ACTIVITY:
Count every line in the following entries where the word "snippet" appears. Give the count alone.

[Opening EXTRACTED DATA section]

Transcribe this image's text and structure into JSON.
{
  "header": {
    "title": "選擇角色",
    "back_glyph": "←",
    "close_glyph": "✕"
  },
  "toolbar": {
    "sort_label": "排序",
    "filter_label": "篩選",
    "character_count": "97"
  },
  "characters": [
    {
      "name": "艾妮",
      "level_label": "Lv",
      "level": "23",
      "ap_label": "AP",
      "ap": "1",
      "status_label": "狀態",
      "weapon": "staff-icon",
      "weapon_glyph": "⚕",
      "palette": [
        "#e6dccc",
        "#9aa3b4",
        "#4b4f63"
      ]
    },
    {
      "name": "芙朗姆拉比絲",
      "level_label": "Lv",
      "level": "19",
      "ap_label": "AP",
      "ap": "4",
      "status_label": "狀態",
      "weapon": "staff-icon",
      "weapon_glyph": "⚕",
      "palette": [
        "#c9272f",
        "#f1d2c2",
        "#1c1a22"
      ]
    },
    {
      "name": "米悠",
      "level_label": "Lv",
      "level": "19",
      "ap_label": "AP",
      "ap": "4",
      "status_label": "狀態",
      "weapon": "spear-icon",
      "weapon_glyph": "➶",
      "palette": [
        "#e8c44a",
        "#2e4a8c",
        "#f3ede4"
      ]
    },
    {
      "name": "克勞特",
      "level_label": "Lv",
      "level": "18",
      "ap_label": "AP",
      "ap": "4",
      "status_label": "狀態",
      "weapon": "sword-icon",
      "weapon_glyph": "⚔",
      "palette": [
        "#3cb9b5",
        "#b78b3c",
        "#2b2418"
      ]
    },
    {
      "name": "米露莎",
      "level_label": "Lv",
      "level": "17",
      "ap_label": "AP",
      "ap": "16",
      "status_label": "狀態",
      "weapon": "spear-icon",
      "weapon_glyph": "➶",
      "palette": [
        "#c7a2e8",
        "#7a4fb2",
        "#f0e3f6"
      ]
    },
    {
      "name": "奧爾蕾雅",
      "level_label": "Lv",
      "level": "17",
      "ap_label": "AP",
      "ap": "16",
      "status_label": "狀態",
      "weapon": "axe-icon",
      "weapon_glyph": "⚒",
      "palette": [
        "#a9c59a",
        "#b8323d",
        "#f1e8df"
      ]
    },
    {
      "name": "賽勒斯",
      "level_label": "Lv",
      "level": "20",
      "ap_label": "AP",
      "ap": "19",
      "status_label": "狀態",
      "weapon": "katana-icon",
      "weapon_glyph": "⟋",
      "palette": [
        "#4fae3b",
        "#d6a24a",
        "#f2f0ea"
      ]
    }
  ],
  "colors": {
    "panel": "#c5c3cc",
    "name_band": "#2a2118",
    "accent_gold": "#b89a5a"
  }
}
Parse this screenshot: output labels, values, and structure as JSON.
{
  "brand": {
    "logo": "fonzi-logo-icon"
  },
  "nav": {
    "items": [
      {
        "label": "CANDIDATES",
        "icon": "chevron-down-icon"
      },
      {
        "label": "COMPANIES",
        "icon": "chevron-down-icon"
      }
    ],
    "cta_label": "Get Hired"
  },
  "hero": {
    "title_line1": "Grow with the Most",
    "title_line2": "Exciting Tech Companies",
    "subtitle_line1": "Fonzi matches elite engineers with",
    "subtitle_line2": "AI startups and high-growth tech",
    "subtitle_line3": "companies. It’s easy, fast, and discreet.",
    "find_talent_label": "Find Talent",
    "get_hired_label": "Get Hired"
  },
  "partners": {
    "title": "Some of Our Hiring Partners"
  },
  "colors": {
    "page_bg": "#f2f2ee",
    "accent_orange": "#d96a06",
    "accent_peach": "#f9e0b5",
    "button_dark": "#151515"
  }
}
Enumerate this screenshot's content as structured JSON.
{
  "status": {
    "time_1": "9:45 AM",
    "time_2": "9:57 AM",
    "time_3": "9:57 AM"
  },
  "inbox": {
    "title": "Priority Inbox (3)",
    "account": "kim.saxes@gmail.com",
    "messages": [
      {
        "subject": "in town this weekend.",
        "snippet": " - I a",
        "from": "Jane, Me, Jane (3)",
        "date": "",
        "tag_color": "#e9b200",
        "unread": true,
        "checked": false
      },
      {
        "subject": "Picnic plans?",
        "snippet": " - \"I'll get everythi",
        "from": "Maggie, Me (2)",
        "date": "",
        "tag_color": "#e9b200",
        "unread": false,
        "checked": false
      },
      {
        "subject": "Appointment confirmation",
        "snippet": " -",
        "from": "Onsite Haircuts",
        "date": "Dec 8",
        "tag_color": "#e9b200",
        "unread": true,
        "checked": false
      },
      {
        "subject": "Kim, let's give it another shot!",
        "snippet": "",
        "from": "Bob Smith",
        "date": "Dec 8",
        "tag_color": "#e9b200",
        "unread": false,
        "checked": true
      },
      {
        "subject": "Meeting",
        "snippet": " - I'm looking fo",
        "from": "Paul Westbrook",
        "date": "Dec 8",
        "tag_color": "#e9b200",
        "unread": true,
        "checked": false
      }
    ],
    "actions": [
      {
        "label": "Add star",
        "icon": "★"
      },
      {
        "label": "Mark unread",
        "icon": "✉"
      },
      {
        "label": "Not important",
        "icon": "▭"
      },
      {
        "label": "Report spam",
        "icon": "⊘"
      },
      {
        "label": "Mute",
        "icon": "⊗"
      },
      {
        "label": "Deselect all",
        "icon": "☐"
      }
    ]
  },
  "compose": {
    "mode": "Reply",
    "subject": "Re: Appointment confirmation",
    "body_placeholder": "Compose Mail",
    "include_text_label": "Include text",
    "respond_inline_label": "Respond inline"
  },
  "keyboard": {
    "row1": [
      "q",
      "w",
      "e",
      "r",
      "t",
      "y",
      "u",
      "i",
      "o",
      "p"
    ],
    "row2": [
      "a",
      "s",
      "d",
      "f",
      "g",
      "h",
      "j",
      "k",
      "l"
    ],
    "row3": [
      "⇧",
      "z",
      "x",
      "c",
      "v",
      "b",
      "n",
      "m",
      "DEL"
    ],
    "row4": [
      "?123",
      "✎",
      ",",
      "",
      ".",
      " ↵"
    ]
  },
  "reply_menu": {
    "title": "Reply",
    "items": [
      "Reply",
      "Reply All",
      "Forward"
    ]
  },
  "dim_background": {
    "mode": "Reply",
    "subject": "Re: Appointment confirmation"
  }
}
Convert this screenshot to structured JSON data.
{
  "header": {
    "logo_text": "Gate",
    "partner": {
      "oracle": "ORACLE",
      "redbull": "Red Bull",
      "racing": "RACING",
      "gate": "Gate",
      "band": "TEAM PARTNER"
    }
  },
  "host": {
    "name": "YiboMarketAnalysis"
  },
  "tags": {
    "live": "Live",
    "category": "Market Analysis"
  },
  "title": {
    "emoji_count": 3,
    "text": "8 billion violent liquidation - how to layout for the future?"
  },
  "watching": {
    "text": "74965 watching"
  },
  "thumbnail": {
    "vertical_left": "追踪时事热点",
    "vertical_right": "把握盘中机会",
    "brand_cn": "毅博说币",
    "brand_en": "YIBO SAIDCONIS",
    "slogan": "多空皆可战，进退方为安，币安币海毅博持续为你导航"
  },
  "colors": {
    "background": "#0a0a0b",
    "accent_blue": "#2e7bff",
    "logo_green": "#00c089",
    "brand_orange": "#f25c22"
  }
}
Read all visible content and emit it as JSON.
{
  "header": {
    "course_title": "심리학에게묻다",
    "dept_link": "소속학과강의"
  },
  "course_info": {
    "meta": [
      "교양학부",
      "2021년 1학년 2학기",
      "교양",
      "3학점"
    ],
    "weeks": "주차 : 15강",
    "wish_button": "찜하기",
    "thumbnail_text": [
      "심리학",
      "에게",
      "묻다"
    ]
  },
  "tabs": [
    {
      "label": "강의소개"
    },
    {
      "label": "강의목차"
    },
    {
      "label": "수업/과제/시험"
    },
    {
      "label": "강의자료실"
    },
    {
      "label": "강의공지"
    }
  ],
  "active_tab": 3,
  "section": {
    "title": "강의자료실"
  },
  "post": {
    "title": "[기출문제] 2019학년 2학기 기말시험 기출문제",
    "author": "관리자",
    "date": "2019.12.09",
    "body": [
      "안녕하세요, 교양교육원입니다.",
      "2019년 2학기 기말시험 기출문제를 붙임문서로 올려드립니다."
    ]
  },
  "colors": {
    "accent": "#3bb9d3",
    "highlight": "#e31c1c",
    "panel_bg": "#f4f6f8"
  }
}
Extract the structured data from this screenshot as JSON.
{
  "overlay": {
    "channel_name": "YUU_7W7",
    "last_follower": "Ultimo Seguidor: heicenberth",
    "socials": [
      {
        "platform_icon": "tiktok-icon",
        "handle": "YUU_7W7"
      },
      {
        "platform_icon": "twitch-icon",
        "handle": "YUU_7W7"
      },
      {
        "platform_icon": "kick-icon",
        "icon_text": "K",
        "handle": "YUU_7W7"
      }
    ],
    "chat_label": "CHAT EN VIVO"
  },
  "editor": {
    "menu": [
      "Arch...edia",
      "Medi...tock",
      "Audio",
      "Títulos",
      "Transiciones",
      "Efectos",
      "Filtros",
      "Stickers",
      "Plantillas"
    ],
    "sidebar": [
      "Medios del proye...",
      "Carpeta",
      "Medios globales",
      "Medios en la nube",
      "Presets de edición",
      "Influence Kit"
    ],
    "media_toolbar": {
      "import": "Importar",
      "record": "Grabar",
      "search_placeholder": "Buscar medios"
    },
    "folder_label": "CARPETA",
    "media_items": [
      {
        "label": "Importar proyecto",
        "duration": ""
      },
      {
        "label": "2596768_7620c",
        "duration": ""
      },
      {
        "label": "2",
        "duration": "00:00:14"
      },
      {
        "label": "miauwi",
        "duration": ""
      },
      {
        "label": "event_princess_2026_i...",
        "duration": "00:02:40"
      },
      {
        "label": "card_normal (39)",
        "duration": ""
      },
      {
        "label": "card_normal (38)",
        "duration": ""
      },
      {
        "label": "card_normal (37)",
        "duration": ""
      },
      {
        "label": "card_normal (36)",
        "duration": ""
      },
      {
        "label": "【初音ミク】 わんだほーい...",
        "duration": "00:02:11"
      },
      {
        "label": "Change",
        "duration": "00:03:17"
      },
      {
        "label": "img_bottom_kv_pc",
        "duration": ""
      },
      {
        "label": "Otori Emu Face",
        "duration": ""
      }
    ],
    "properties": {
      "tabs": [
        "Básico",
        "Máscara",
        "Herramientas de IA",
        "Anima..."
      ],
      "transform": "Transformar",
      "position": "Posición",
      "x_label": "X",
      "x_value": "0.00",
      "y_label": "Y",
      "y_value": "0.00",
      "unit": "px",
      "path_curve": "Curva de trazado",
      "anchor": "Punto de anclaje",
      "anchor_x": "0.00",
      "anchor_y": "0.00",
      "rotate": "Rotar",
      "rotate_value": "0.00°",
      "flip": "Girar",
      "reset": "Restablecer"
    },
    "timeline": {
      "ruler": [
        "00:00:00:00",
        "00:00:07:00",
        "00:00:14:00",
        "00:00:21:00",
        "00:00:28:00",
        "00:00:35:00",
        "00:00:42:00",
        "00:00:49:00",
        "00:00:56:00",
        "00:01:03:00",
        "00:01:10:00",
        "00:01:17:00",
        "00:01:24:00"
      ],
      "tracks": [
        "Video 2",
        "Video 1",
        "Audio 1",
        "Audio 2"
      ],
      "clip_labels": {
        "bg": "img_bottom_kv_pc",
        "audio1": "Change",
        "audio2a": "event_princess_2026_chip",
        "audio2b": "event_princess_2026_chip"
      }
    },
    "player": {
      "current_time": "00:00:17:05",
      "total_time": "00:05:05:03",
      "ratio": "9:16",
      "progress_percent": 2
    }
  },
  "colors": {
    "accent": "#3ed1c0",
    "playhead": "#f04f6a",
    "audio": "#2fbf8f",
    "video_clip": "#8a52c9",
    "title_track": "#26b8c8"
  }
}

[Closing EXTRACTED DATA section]

EXPECTED OUTPUT:
5